Before the equipment is accepted into service, the Project Safety Committee must review the arrangements that exit, or are being put in place, to ensure that measures to manage and control risks are ready and adequate.
13.3.4. Maintenance of Safety Management System Documentation
The Safety Management System defined in the Safety Case must be reviewed and updated so that it correctly reflects the arrangements in place throughout the in-service period. For Land Systems, the part 3 Safety Case shall be jointly signed by both the member of the Project with formally-delegated responsibility for safety and the Front Line Command Duty Holder.
13.4. Required Inputs
This procedure for the Safety Case and Safety Case Report requires inputs from:
- Outputs from Procedure SMP01 – Safety Initiation;
- Outputs from Procedure SMP02 – Safety Committee;
- Outputs from Procedure SMP03 – Safety Planning;
- Outputs from Procedure SMP04 – Preliminary Hazard Identification and Analysis;
- Outputs from Procedure SMP05 – Hazard Identification and Analysis;
- Outputs from Procedure SMP06 – Risk Estimation;
- Outputs from Procedure SMP07 – Risk and ALARP Evaluation;
- Outputs from Procedure SMP08 – Risk Reduction;
- Outputs from Procedure SMP09 – Risk Acceptance;
- Outputs from Procedure SMP10 – Safety Requirements and Contracts;
- Outputs from Procedure SMP11 – Hazard Log;
- Outputs from Procedure SMP12 - Safety Case and Safety Case Report.
This procedure should draw on information in the following documents, and it should also define changes that should be made to their content:
- Through-Life Management Plan;
- Integrated Test, Evaluation and Acceptance Plan;
- Project Safety Management Plan including RACI (Responsible, Accountable, Consulted, Informed) chart;
- Safety Management System Manuals of stakeholders (e.g. Delivery Teams, Delivery Teams providing sub-systems, Users, authorities responsible for safe storage, transportation, disposal, inspection, audit, incident investigation etc.);
- Customer/Supplier Agreements (or similar) defining interfaces and responsibilities for certain Safety Management activities.
13.5. Required Outputs
13.5.1. Safety Management System Documentation

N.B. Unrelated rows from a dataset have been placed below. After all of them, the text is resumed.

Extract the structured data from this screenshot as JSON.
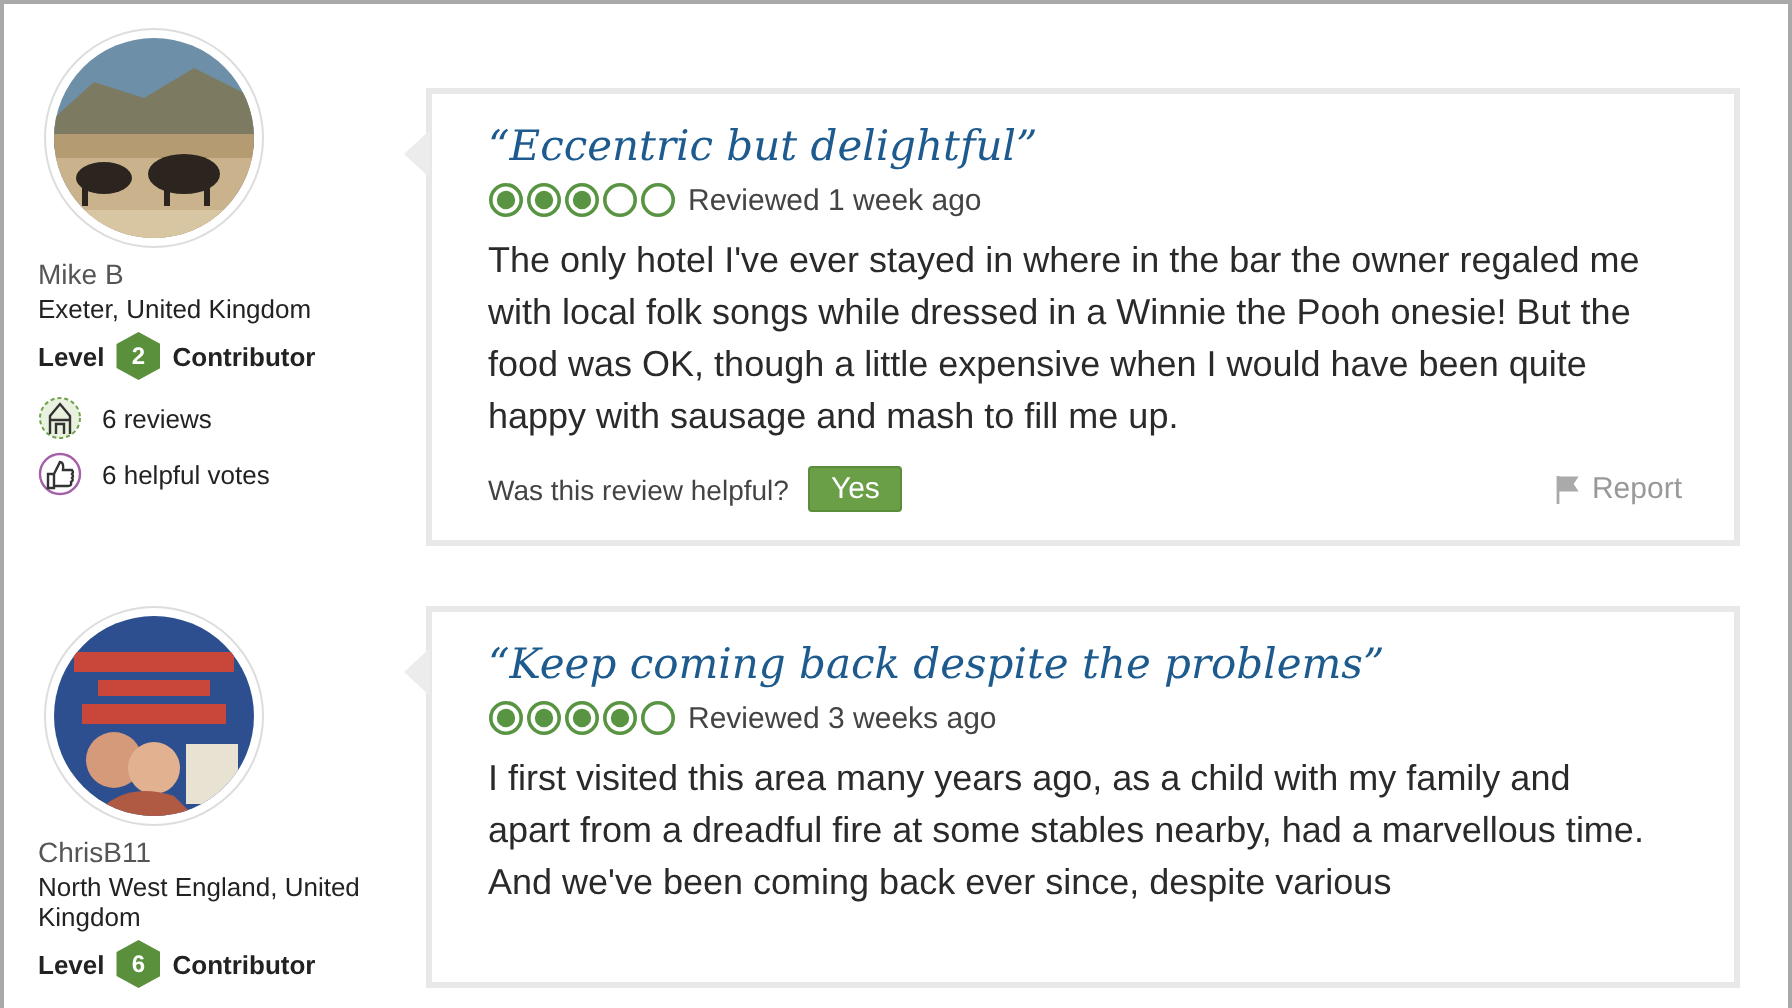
{
  "reviews": [
    {
      "reviewer": {
        "name": "Mike B",
        "location": "Exeter, United Kingdom",
        "level_label": "Level",
        "level": "2",
        "badge_label": "Contributor",
        "stats": [
          {
            "kind": "reviews",
            "text": "6 reviews"
          },
          {
            "kind": "votes",
            "text": "6 helpful votes"
          }
        ]
      },
      "title": "“Eccentric but delightful”",
      "stars": 3,
      "date": "Reviewed 1 week ago",
      "body": "The only hotel I've ever stayed in where in the bar the owner regaled me with local folk songs while dressed in a Winnie the Pooh onesie! But the food was OK, though a little expensive when I would have been quite happy with sausage and mash to fill me up.",
      "helpful_prompt": "Was this review helpful?",
      "yes_button": "Yes",
      "report": "Report"
    },
    {
      "reviewer": {
        "name": "ChrisB11",
        "location": "North West England, United Kingdom",
        "level_label": "Level",
        "level": "6",
        "badge_label": "Contributor"
      },
      "title": "“Keep coming back despite the problems”",
      "stars": 4,
      "date": "Reviewed 3 weeks ago",
      "body": "I first visited this area many years ago, as a child with my family and apart from a dreadful fire at some stables nearby, had a marvellous time. And we've been coming back ever since, despite various"
    }
  ]
}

The In-Service Safety Management System arrangements should be recorded in various places because of the many authorities involved. For instance, the Safety Management System manuals of different Delivery Teams, user authorities, contractors and support authorities should contain relevant information as well as other documents recording arrangements for Incident and Accident reporting and investigation.
The principal means of bringing together this information should be through the Safety Management Plan and its RACI chart, defining the involvement of the different authorities.

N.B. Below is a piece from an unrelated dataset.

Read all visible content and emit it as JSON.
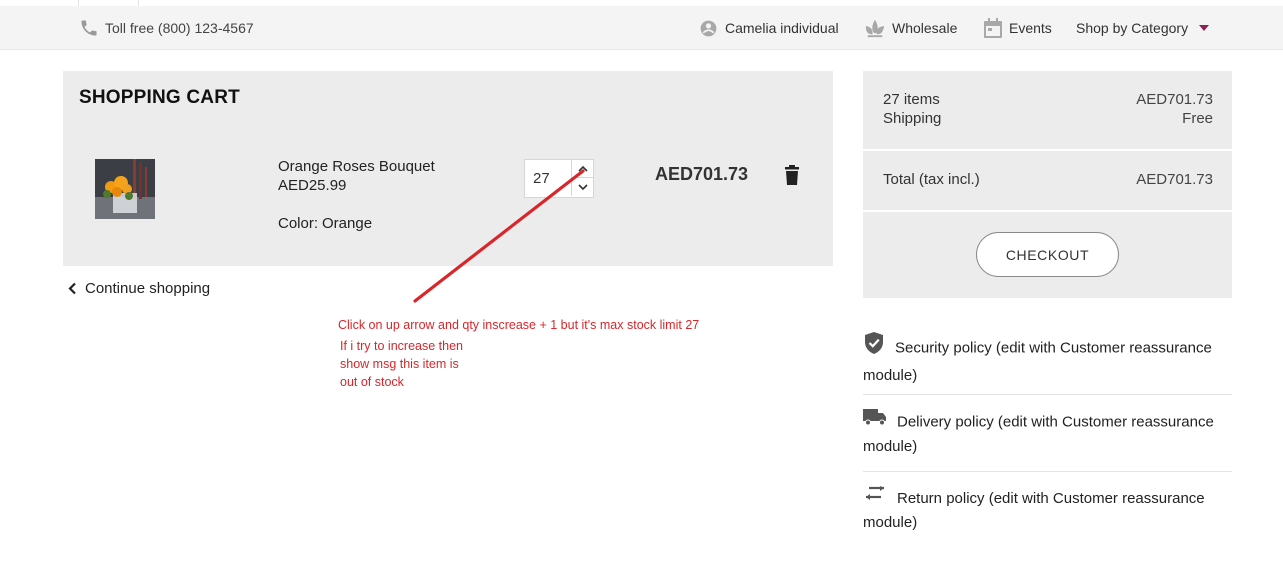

The Project Safety Case should contain a description of the In-Service Safety Management System in operation to ensure that the safety performance of the equipment is achieved and sustained through life.
13.6. Version Control

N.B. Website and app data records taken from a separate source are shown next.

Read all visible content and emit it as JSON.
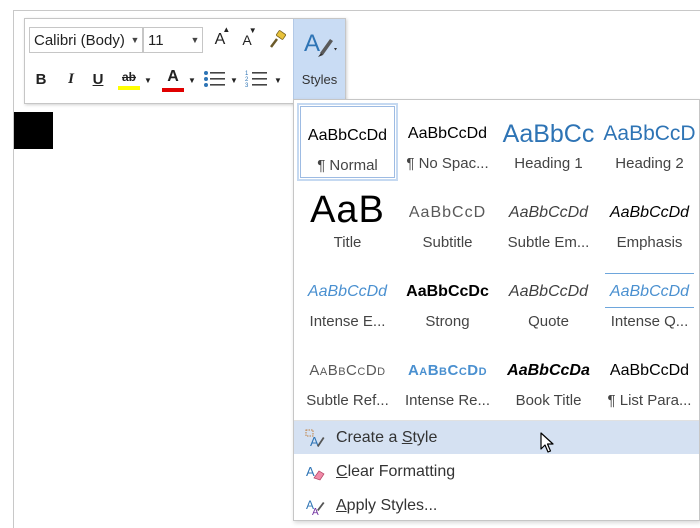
{
  "toolbar": {
    "font_name": "Calibri (Body)",
    "font_size": "11",
    "grow_font_glyph": "A",
    "shrink_font_glyph": "A",
    "bold_glyph": "B",
    "italic_glyph": "I",
    "underline_glyph": "U",
    "highlight_glyph": "ab",
    "font_color_glyph": "A",
    "styles_label": "Styles",
    "highlight_color": "#ffff00",
    "font_color": "#e00000"
  },
  "gallery": {
    "styles": [
      {
        "preview": "AaBbCcDd",
        "name": "¶ Normal"
      },
      {
        "preview": "AaBbCcDd",
        "name": "¶ No Spac..."
      },
      {
        "preview": "AaBbCc",
        "name": "Heading 1"
      },
      {
        "preview": "AaBbCcD",
        "name": "Heading 2"
      },
      {
        "preview": "AaB",
        "name": "Title"
      },
      {
        "preview": "AaBbCcD",
        "name": "Subtitle"
      },
      {
        "preview": "AaBbCcDd",
        "name": "Subtle Em..."
      },
      {
        "preview": "AaBbCcDd",
        "name": "Emphasis"
      },
      {
        "preview": "AaBbCcDd",
        "name": "Intense E..."
      },
      {
        "preview": "AaBbCcDc",
        "name": "Strong"
      },
      {
        "preview": "AaBbCcDd",
        "name": "Quote"
      },
      {
        "preview": "AaBbCcDd",
        "name": "Intense Q..."
      },
      {
        "preview": "AaBbCcDd",
        "name": "Subtle Ref..."
      },
      {
        "preview": "AaBbCcDd",
        "name": "Intense Re..."
      },
      {
        "preview": "AaBbCcDa",
        "name": "Book Title"
      },
      {
        "preview": "AaBbCcDd",
        "name": "¶ List Para..."
      }
    ],
    "menu": [
      {
        "pre": "Create a ",
        "key": "S",
        "post": "tyle"
      },
      {
        "pre": "",
        "key": "C",
        "post": "lear Formatting"
      },
      {
        "pre": "",
        "key": "A",
        "post": "pply Styles..."
      }
    ]
  }
}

13.6.1. Version 2.3 to 3.0 Uplift
Major uplift from the Acquisition System Guidance (ASG) to online version. POEMS has undergone major revision. Refer to the POEMS Transition Document for details.
13.6.2. Version 3.0 to 3.1 Uplift
A minor uplift to correct spelling, grammer and to remove some duplication of text.
13.6.3. Version 3.1 to 4.0 Uplift
Major reorganisation of all SMPs:
- Restructure into a consistent format.
- Responsibilities, Alignment with Environment and guidance for different acquisition strategies have been removed and included in the POSMS summary.
- All further guidance has been placed into the Procedure section, and duplicated text has been removed
13.6.4. Version 4.0 to 4.1 Uplift
Minor text changes to align with ASP taxonomy.
13.6.5. Version 4.1 to 4.2 Uplift
Text change replacing Project Team with Delivery Team.
13.6.6. Version 4.2 to 4.3 Uplift
Minor amendment to replace reference to Initial Gate and Main Gate and change these to Strategic Outline case, Outline Business Case and Full Business Case. This change brings terminology in line with JSP 655.